I started working from home about three months ago, which means I’m generally the one standing at the end of the driveway when Clay’s bus pulls up across the street around 3:20 each afternoon. Nearly every day, he bursts off that little yellow bus and crosses toward me in a series of small leaps and skips, a broad smile lighting up his face. He holds his backpack in his left hand for me to take, runs his hand along my shirt to feel the texture, then bounds up the driveway, down the path and in the backdoor in the same hop, skip and jump fashion.
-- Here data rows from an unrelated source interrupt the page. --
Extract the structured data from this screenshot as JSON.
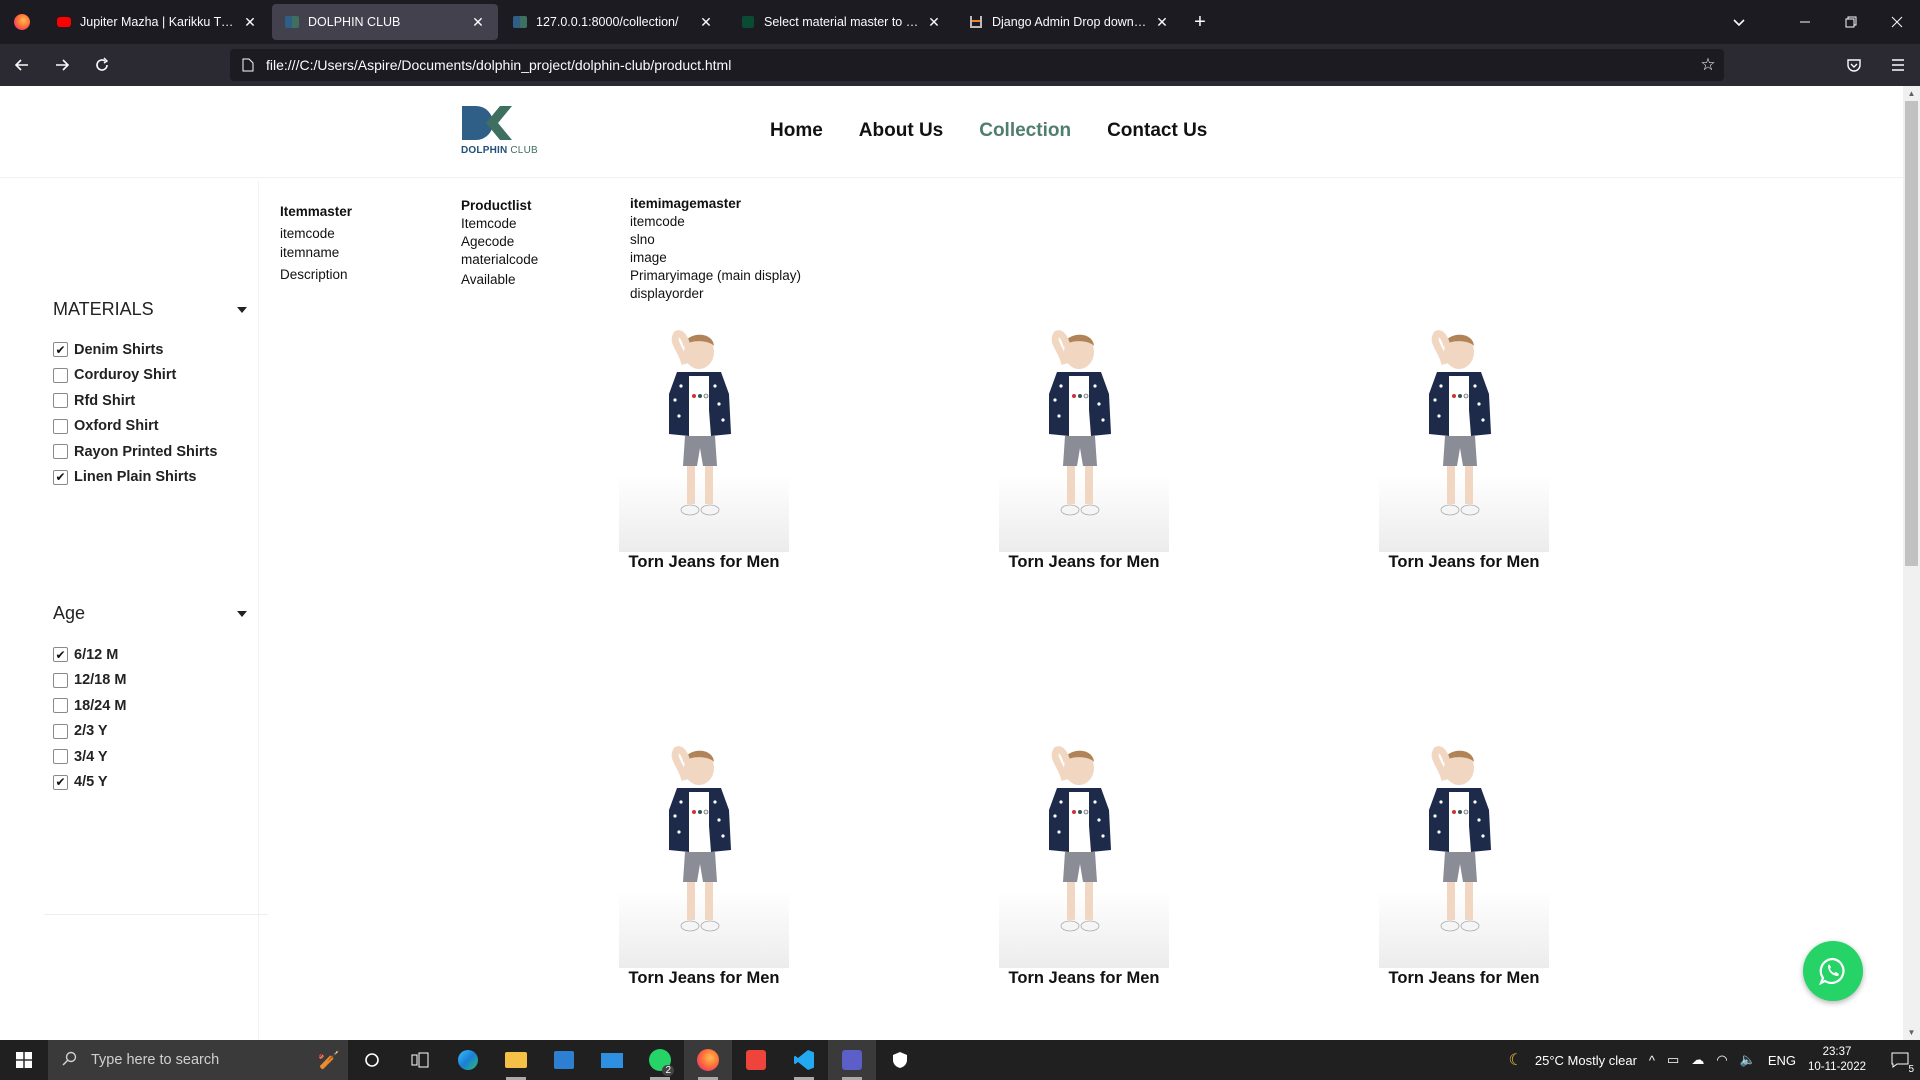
{
  "browser": {
    "tabs": [
      {
        "title": "Jupiter Mazha | Karikku Tuned |",
        "favicon": "youtube-icon",
        "active": false
      },
      {
        "title": "DOLPHIN CLUB",
        "favicon": "dolphin-club-icon",
        "active": true
      },
      {
        "title": "127.0.0.1:8000/collection/",
        "favicon": "dolphin-club-icon",
        "active": false
      },
      {
        "title": "Select material master to change | D",
        "favicon": "django-icon",
        "active": false
      },
      {
        "title": "Django Admin Drop down selec",
        "favicon": "stackoverflow-icon",
        "active": false
      }
    ],
    "url": "file:///C:/Users/Aspire/Documents/dolphin_project/dolphin-club/product.html"
  },
  "site": {
    "logo_text_main": "DOLPHIN",
    "logo_text_sub": "CLUB",
    "nav": [
      {
        "label": "Home",
        "active": false
      },
      {
        "label": "About Us",
        "active": false
      },
      {
        "label": "Collection",
        "active": true
      },
      {
        "label": "Contact Us",
        "active": false
      }
    ],
    "active_color": "#4f7d6f"
  },
  "filters": {
    "materials": {
      "title": "MATERIALS",
      "items": [
        {
          "label": "Denim Shirts",
          "checked": true
        },
        {
          "label": "Corduroy Shirt",
          "checked": false
        },
        {
          "label": "Rfd Shirt",
          "checked": false
        },
        {
          "label": "Oxford Shirt",
          "checked": false
        },
        {
          "label": "Rayon Printed Shirts",
          "checked": false
        },
        {
          "label": "Linen Plain Shirts",
          "checked": true
        }
      ]
    },
    "age": {
      "title": "Age",
      "items": [
        {
          "label": "6/12 M",
          "checked": true
        },
        {
          "label": "12/18 M",
          "checked": false
        },
        {
          "label": "18/24 M",
          "checked": false
        },
        {
          "label": "2/3 Y",
          "checked": false
        },
        {
          "label": "3/4 Y",
          "checked": false
        },
        {
          "label": "4/5 Y",
          "checked": true
        }
      ]
    }
  },
  "schema": {
    "itemmaster": {
      "title": "Itemmaster",
      "fields": [
        "itemcode",
        "itemname",
        "Description"
      ]
    },
    "productlist": {
      "title": "Productlist",
      "fields": [
        "Itemcode",
        "Agecode",
        "materialcode",
        "Available"
      ]
    },
    "itemimagemaster": {
      "title": "itemimagemaster",
      "fields": [
        "itemcode",
        "slno",
        "image",
        "Primaryimage (main display)",
        "displayorder"
      ]
    }
  },
  "products": [
    {
      "name": "Torn Jeans for Men"
    },
    {
      "name": "Torn Jeans for Men"
    },
    {
      "name": "Torn Jeans for Men"
    },
    {
      "name": "Torn Jeans for Men"
    },
    {
      "name": "Torn Jeans for Men"
    },
    {
      "name": "Torn Jeans for Men"
    }
  ],
  "taskbar": {
    "search_placeholder": "Type here to search",
    "weather": "25°C  Mostly clear",
    "language": "ENG",
    "time": "23:37",
    "date": "10-11-2022",
    "notification_count": "5",
    "whatsapp_badge": "2"
  }
}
My heart fills up just watching him.
Five minutes later, when I’m “tidying up” in the bathroom (Clay’s aim needs a little work), picking up his shorts and underwear and trying to get him to stand still long enough to get dressed again while he flings himself up and down on his bed, the glow of his grand school bus hello starts to fade. About 15 minutes later, he is jumping and squealing like it is all new when I read him Frog and Toad are Friends for the five hundredth time. The glow is back. Thirty minutes later, when I’m sweeping up the entire bag of chips he spilled on the floor or putting all my socks back in the drawer (he dumps them at least a couple times every day), the glow has hit the driveway, tires squealing, and is headed at top speed for the nearest interstate. Then, he’ll tap out a little tune with his fingers on my head when I’m putting his shoes on or hand me the oven mitt even though he knows his french fries are not ready yet, and it is back. Then it fades. Then it is back. I try, but everyday is a challenge.
We can always start fresh tomorrow afternoon at 3:20.